Tanacetipathes tanacetum   is close to the new species, but the distribution of secondary pinnules (scattered over a larger area along the primary in T. tanacetum   ) and the more frequently elongated condition of pinnules of the new species give each of these species a distinctive appearance. Although occasionally a pinnule of T. tanacetum   may be as long as the pinnules in specimens of the new species with relatively short pinnules, the length of a set of pinnules of each species is clearly different. Echeverría & Castro (1995) studied some specimens from Bacia de Campos, RJ, identifying them as T. tanacetum   . However, two of these specimens ( MNRJ 2367 and one specimen of MNRJ 2368 —removed to MNRJ 5147) belong to T. longipinnula   .

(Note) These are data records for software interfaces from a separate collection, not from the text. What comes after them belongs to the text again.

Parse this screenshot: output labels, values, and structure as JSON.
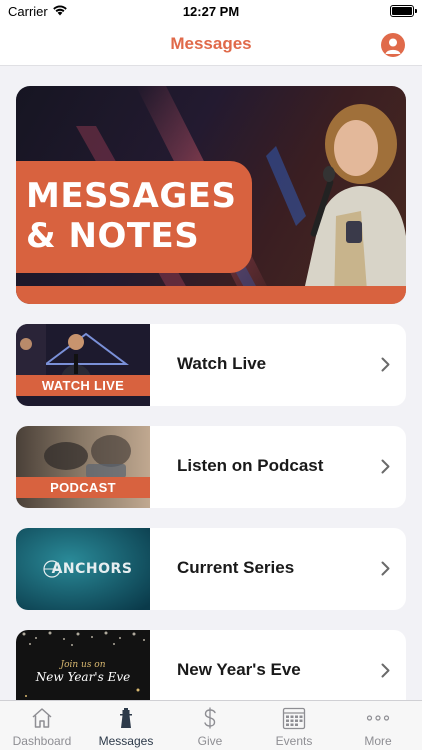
{
  "status_bar": {
    "carrier": "Carrier",
    "time": "12:27 PM"
  },
  "nav": {
    "title": "Messages"
  },
  "hero": {
    "line1": "MESSAGES",
    "line2": "& NOTES"
  },
  "cards": [
    {
      "label": "Watch Live",
      "thumb_text": "WATCH LIVE"
    },
    {
      "label": "Listen on Podcast",
      "thumb_text": "PODCAST"
    },
    {
      "label": "Current Series",
      "thumb_text": "ANCHORS"
    },
    {
      "label": "New Year's Eve",
      "thumb_small": "Join us on",
      "thumb_text": "New Year's Eve"
    }
  ],
  "tabs": [
    {
      "label": "Dashboard",
      "icon": "house-icon"
    },
    {
      "label": "Messages",
      "icon": "lighthouse-icon",
      "active": true
    },
    {
      "label": "Give",
      "icon": "dollar-icon"
    },
    {
      "label": "Events",
      "icon": "calendar-icon"
    },
    {
      "label": "More",
      "icon": "more-dots-icon"
    }
  ],
  "colors": {
    "accent": "#e06a4a",
    "band": "#d8623f",
    "active_tab": "#2d3a4a",
    "inactive_tab": "#8e8e93"
  }
}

Tanacetipathes cavernicola   , T. spinescens   , T. thamnea   , and T. wirtzi   are branched colonies, and have primary, secondary, and tertiary pinnules that are smaller in length than those in Tanacetipathes longipinnula   . There are also differences in the position and number of subpinnules. Besides, the heights of polypar and abpolypar spines are different between the species cited above (except T. spinescens   ) and T. longipinnula   (see Brook, 1889; Warner, 1981; Opresko, 2001 b; descriptions of T. cavernicola   and T. thamnea   here included). Also, Tanacetipathes wirtzi   has no tertiary pinnules ( Opresko, 2001 b). The colonies of T. spinescens   are densely branched and the primary pinnules are shorter, up to 15 mm long.

Distribution. Atlantic: Brazil, off Rio de Janeiro and off Espírito Santo (20 º– 23 º S—Fig. 1), in depths between 50 and 240 m.

MNRJ

Museu Nacional/Universidade Federal de Rio de Janeiro

Kingdom

Animalia

Phylum

Cnidaria

Class

Anthozoa

Order

Antipatharia

Family

Myriopathidae

Genus

Tanacetipathes

Loc

Tanacetipathes longipinnula

Loiola, Livia L. & Castro, Clovis B. 2005
2005
Loc

Antipathes tanacetum: Echeverría & Castro, 1995 : 1

Echeverria 1995: 1
1995